EXCERPTED RECORDS:
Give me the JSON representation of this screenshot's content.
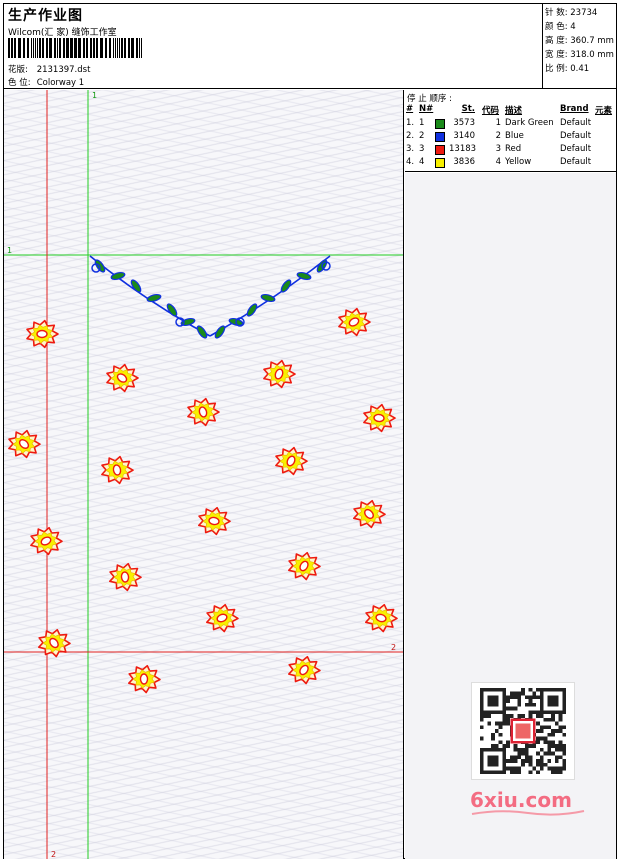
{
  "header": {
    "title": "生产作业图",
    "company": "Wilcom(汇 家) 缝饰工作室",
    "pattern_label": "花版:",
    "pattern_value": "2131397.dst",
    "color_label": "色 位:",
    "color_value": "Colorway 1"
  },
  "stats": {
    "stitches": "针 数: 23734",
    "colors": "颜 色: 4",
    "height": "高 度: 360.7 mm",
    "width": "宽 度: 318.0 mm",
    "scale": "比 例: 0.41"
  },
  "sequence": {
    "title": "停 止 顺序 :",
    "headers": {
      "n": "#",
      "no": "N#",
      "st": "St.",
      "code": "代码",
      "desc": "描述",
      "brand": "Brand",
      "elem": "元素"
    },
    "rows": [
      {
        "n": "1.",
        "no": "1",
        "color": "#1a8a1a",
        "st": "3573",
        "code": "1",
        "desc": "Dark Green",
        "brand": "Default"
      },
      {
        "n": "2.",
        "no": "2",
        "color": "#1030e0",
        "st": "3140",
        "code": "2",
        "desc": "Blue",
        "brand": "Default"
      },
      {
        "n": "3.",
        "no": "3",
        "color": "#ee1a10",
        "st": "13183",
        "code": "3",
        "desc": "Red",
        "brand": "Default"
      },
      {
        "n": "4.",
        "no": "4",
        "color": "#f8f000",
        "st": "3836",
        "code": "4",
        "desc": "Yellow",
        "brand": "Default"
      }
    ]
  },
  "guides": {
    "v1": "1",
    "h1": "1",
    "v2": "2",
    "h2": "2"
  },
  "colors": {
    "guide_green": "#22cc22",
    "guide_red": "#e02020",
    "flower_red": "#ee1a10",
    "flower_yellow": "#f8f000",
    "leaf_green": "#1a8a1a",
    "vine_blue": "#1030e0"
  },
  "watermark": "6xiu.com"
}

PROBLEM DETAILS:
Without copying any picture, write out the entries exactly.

RESULT FOR THIS EXERCISE:
Give me the JSON representation of this screenshot's content.
{
  "header": {
    "title": "生产作业图",
    "company": "Wilcom(汇 家) 缝饰工作室",
    "pattern_label": "花版:",
    "pattern_value": "2131397.dst",
    "color_label": "色 位:",
    "color_value": "Colorway 1"
  },
  "stats": {
    "stitches": "针 数: 23734",
    "colors": "颜 色: 4",
    "height": "高 度: 360.7 mm",
    "width": "宽 度: 318.0 mm",
    "scale": "比 例: 0.41"
  },
  "sequence": {
    "title": "停 止 顺序 :",
    "headers": {
      "n": "#",
      "no": "N#",
      "st": "St.",
      "code": "代码",
      "desc": "描述",
      "brand": "Brand",
      "elem": "元素"
    },
    "rows": [
      {
        "n": "1.",
        "no": "1",
        "color": "#1a8a1a",
        "st": "3573",
        "code": "1",
        "desc": "Dark Green",
        "brand": "Default"
      },
      {
        "n": "2.",
        "no": "2",
        "color": "#1030e0",
        "st": "3140",
        "code": "2",
        "desc": "Blue",
        "brand": "Default"
      },
      {
        "n": "3.",
        "no": "3",
        "color": "#ee1a10",
        "st": "13183",
        "code": "3",
        "desc": "Red",
        "brand": "Default"
      },
      {
        "n": "4.",
        "no": "4",
        "color": "#f8f000",
        "st": "3836",
        "code": "4",
        "desc": "Yellow",
        "brand": "Default"
      }
    ]
  },
  "guides": {
    "v1": "1",
    "h1": "1",
    "v2": "2",
    "h2": "2"
  },
  "colors": {
    "guide_green": "#22cc22",
    "guide_red": "#e02020",
    "flower_red": "#ee1a10",
    "flower_yellow": "#f8f000",
    "leaf_green": "#1a8a1a",
    "vine_blue": "#1030e0"
  },
  "watermark": "6xiu.com"
}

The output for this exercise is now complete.